- Opening Delimiter -
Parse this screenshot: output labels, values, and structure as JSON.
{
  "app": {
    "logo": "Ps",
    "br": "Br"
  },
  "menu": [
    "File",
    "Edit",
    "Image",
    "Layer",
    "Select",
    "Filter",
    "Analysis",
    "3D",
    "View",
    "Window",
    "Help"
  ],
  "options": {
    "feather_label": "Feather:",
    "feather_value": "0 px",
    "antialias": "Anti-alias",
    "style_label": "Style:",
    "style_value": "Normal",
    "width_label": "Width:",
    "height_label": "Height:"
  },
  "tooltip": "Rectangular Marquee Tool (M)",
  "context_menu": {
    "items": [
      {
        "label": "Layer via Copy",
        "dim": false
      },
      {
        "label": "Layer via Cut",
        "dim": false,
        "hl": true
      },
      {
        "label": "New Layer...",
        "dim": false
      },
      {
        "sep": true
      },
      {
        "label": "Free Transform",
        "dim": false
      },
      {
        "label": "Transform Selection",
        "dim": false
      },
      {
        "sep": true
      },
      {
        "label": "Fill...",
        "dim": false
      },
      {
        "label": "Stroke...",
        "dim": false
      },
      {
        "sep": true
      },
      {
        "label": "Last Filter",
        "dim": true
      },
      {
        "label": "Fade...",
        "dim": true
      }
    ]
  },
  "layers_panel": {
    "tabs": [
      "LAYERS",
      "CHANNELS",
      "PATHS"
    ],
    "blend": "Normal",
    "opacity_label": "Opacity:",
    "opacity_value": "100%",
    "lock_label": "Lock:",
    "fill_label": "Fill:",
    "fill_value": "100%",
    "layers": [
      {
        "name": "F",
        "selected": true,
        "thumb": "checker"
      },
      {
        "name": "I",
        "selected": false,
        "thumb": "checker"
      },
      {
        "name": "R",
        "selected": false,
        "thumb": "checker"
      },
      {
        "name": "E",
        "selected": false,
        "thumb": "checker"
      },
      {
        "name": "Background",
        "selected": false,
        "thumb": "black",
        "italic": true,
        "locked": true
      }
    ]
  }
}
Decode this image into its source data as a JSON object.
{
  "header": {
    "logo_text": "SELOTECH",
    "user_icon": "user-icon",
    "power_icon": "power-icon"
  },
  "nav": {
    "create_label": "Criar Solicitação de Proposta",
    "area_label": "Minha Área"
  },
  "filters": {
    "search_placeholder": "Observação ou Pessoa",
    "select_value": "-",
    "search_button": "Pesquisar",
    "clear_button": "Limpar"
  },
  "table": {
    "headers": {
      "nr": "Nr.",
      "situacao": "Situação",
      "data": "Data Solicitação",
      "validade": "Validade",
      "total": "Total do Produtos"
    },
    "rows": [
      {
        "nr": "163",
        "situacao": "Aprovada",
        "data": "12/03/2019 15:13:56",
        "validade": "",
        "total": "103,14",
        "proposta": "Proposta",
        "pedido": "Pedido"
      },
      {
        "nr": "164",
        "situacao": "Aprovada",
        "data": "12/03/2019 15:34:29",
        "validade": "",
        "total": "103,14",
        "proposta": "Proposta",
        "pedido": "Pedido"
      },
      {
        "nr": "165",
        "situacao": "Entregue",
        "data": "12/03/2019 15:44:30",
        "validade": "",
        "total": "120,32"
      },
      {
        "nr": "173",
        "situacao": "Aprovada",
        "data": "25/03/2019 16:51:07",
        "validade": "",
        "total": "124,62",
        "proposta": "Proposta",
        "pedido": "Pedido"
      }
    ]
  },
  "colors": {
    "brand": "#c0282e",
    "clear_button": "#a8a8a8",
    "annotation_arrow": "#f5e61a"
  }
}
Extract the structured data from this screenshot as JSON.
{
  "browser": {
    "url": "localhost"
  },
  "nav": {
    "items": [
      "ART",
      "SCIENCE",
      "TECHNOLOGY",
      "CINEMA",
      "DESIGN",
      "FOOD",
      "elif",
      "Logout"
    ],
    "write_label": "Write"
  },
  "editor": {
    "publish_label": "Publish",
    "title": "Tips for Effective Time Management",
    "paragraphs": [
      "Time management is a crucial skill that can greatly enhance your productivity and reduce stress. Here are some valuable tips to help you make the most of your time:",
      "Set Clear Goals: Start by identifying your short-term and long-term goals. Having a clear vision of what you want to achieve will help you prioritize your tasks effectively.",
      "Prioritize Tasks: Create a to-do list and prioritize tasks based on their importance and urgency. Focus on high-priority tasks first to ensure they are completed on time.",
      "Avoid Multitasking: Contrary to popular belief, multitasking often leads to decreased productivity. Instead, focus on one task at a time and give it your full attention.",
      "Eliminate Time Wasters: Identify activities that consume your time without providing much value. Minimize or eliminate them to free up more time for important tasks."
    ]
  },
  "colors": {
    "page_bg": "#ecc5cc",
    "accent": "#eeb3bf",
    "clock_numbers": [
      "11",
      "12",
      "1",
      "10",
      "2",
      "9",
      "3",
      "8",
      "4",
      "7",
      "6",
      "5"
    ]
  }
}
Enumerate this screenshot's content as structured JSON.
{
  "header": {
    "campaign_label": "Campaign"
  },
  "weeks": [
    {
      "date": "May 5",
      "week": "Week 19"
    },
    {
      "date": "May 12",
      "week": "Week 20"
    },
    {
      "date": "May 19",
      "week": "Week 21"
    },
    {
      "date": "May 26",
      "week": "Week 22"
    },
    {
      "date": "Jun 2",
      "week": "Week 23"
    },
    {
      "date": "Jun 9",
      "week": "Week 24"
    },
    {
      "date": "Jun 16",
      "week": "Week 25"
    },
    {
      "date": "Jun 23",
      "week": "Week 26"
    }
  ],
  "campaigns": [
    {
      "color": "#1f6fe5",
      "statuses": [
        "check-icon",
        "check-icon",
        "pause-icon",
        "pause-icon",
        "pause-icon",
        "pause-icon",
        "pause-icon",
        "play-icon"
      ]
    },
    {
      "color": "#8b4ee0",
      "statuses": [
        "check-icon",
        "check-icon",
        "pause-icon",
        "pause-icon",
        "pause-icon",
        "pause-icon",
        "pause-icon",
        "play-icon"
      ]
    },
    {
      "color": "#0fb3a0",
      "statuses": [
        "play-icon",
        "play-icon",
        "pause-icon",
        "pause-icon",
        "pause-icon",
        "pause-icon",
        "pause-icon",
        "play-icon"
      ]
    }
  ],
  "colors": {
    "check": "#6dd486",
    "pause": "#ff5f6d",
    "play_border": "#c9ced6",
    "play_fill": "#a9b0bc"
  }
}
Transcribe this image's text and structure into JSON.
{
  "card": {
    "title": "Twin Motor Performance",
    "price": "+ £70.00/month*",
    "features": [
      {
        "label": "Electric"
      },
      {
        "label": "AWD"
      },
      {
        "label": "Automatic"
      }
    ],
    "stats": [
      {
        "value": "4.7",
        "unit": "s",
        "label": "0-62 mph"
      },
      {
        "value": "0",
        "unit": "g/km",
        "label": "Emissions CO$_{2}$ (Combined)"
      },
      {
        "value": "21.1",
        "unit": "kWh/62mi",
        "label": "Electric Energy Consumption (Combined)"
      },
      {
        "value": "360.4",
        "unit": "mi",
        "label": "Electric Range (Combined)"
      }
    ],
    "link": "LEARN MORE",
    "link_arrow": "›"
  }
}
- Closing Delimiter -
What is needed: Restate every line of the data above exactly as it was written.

Your response:
Parse this screenshot: output labels, values, and structure as JSON.
{
  "app": {
    "logo": "Ps",
    "br": "Br"
  },
  "menu": [
    "File",
    "Edit",
    "Image",
    "Layer",
    "Select",
    "Filter",
    "Analysis",
    "3D",
    "View",
    "Window",
    "Help"
  ],
  "options": {
    "feather_label": "Feather:",
    "feather_value": "0 px",
    "antialias": "Anti-alias",
    "style_label": "Style:",
    "style_value": "Normal",
    "width_label": "Width:",
    "height_label": "Height:"
  },
  "tooltip": "Rectangular Marquee Tool (M)",
  "context_menu": {
    "items": [
      {
        "label": "Layer via Copy",
        "dim": false
      },
      {
        "label": "Layer via Cut",
        "dim": false,
        "hl": true
      },
      {
        "label": "New Layer...",
        "dim": false
      },
      {
        "sep": true
      },
      {
        "label": "Free Transform",
        "dim": false
      },
      {
        "label": "Transform Selection",
        "dim": false
      },
      {
        "sep": true
      },
      {
        "label": "Fill...",
        "dim": false
      },
      {
        "label": "Stroke...",
        "dim": false
      },
      {
        "sep": true
      },
      {
        "label": "Last Filter",
        "dim": true
      },
      {
        "label": "Fade...",
        "dim": true
      }
    ]
  },
  "layers_panel": {
    "tabs": [
      "LAYERS",
      "CHANNELS",
      "PATHS"
    ],
    "blend": "Normal",
    "opacity_label": "Opacity:",
    "opacity_value": "100%",
    "lock_label": "Lock:",
    "fill_label": "Fill:",
    "fill_value": "100%",
    "layers": [
      {
        "name": "F",
        "selected": true,
        "thumb": "checker"
      },
      {
        "name": "I",
        "selected": false,
        "thumb": "checker"
      },
      {
        "name": "R",
        "selected": false,
        "thumb": "checker"
      },
      {
        "name": "E",
        "selected": false,
        "thumb": "checker"
      },
      {
        "name": "Background",
        "selected": false,
        "thumb": "black",
        "italic": true,
        "locked": true
      }
    ]
  }
}
Decode this image into its source data as a JSON object.
{
  "header": {
    "logo_text": "SELOTECH",
    "user_icon": "user-icon",
    "power_icon": "power-icon"
  },
  "nav": {
    "create_label": "Criar Solicitação de Proposta",
    "area_label": "Minha Área"
  },
  "filters": {
    "search_placeholder": "Observação ou Pessoa",
    "select_value": "-",
    "search_button": "Pesquisar",
    "clear_button": "Limpar"
  },
  "table": {
    "headers": {
      "nr": "Nr.",
      "situacao": "Situação",
      "data": "Data Solicitação",
      "validade": "Validade",
      "total": "Total do Produtos"
    },
    "rows": [
      {
        "nr": "163",
        "situacao": "Aprovada",
        "data": "12/03/2019 15:13:56",
        "validade": "",
        "total": "103,14",
        "proposta": "Proposta",
        "pedido": "Pedido"
      },
      {
        "nr": "164",
        "situacao": "Aprovada",
        "data": "12/03/2019 15:34:29",
        "validade": "",
        "total": "103,14",
        "proposta": "Proposta",
        "pedido": "Pedido"
      },
      {
        "nr": "165",
        "situacao": "Entregue",
        "data": "12/03/2019 15:44:30",
        "validade": "",
        "total": "120,32"
      },
      {
        "nr": "173",
        "situacao": "Aprovada",
        "data": "25/03/2019 16:51:07",
        "validade": "",
        "total": "124,62",
        "proposta": "Proposta",
        "pedido": "Pedido"
      }
    ]
  },
  "colors": {
    "brand": "#c0282e",
    "clear_button": "#a8a8a8",
    "annotation_arrow": "#f5e61a"
  }
}
Extract the structured data from this screenshot as JSON.
{
  "browser": {
    "url": "localhost"
  },
  "nav": {
    "items": [
      "ART",
      "SCIENCE",
      "TECHNOLOGY",
      "CINEMA",
      "DESIGN",
      "FOOD",
      "elif",
      "Logout"
    ],
    "write_label": "Write"
  },
  "editor": {
    "publish_label": "Publish",
    "title": "Tips for Effective Time Management",
    "paragraphs": [
      "Time management is a crucial skill that can greatly enhance your productivity and reduce stress. Here are some valuable tips to help you make the most of your time:",
      "Set Clear Goals: Start by identifying your short-term and long-term goals. Having a clear vision of what you want to achieve will help you prioritize your tasks effectively.",
      "Prioritize Tasks: Create a to-do list and prioritize tasks based on their importance and urgency. Focus on high-priority tasks first to ensure they are completed on time.",
      "Avoid Multitasking: Contrary to popular belief, multitasking often leads to decreased productivity. Instead, focus on one task at a time and give it your full attention.",
      "Eliminate Time Wasters: Identify activities that consume your time without providing much value. Minimize or eliminate them to free up more time for important tasks."
    ]
  },
  "colors": {
    "page_bg": "#ecc5cc",
    "accent": "#eeb3bf",
    "clock_numbers": [
      "11",
      "12",
      "1",
      "10",
      "2",
      "9",
      "3",
      "8",
      "4",
      "7",
      "6",
      "5"
    ]
  }
}
Enumerate this screenshot's content as structured JSON.
{
  "header": {
    "campaign_label": "Campaign"
  },
  "weeks": [
    {
      "date": "May 5",
      "week": "Week 19"
    },
    {
      "date": "May 12",
      "week": "Week 20"
    },
    {
      "date": "May 19",
      "week": "Week 21"
    },
    {
      "date": "May 26",
      "week": "Week 22"
    },
    {
      "date": "Jun 2",
      "week": "Week 23"
    },
    {
      "date": "Jun 9",
      "week": "Week 24"
    },
    {
      "date": "Jun 16",
      "week": "Week 25"
    },
    {
      "date": "Jun 23",
      "week": "Week 26"
    }
  ],
  "campaigns": [
    {
      "color": "#1f6fe5",
      "statuses": [
        "check-icon",
        "check-icon",
        "pause-icon",
        "pause-icon",
        "pause-icon",
        "pause-icon",
        "pause-icon",
        "play-icon"
      ]
    },
    {
      "color": "#8b4ee0",
      "statuses": [
        "check-icon",
        "check-icon",
        "pause-icon",
        "pause-icon",
        "pause-icon",
        "pause-icon",
        "pause-icon",
        "play-icon"
      ]
    },
    {
      "color": "#0fb3a0",
      "statuses": [
        "play-icon",
        "play-icon",
        "pause-icon",
        "pause-icon",
        "pause-icon",
        "pause-icon",
        "pause-icon",
        "play-icon"
      ]
    }
  ],
  "colors": {
    "check": "#6dd486",
    "pause": "#ff5f6d",
    "play_border": "#c9ced6",
    "play_fill": "#a9b0bc"
  }
}
Transcribe this image's text and structure into JSON.
{
  "card": {
    "title": "Twin Motor Performance",
    "price": "+ £70.00/month*",
    "features": [
      {
        "label": "Electric"
      },
      {
        "label": "AWD"
      },
      {
        "label": "Automatic"
      }
    ],
    "stats": [
      {
        "value": "4.7",
        "unit": "s",
        "label": "0-62 mph"
      },
      {
        "value": "0",
        "unit": "g/km",
        "label": "Emissions CO$_{2}$ (Combined)"
      },
      {
        "value": "21.1",
        "unit": "kWh/62mi",
        "label": "Electric Energy Consumption (Combined)"
      },
      {
        "value": "360.4",
        "unit": "mi",
        "label": "Electric Range (Combined)"
      }
    ],
    "link": "LEARN MORE",
    "link_arrow": "›"
  }
}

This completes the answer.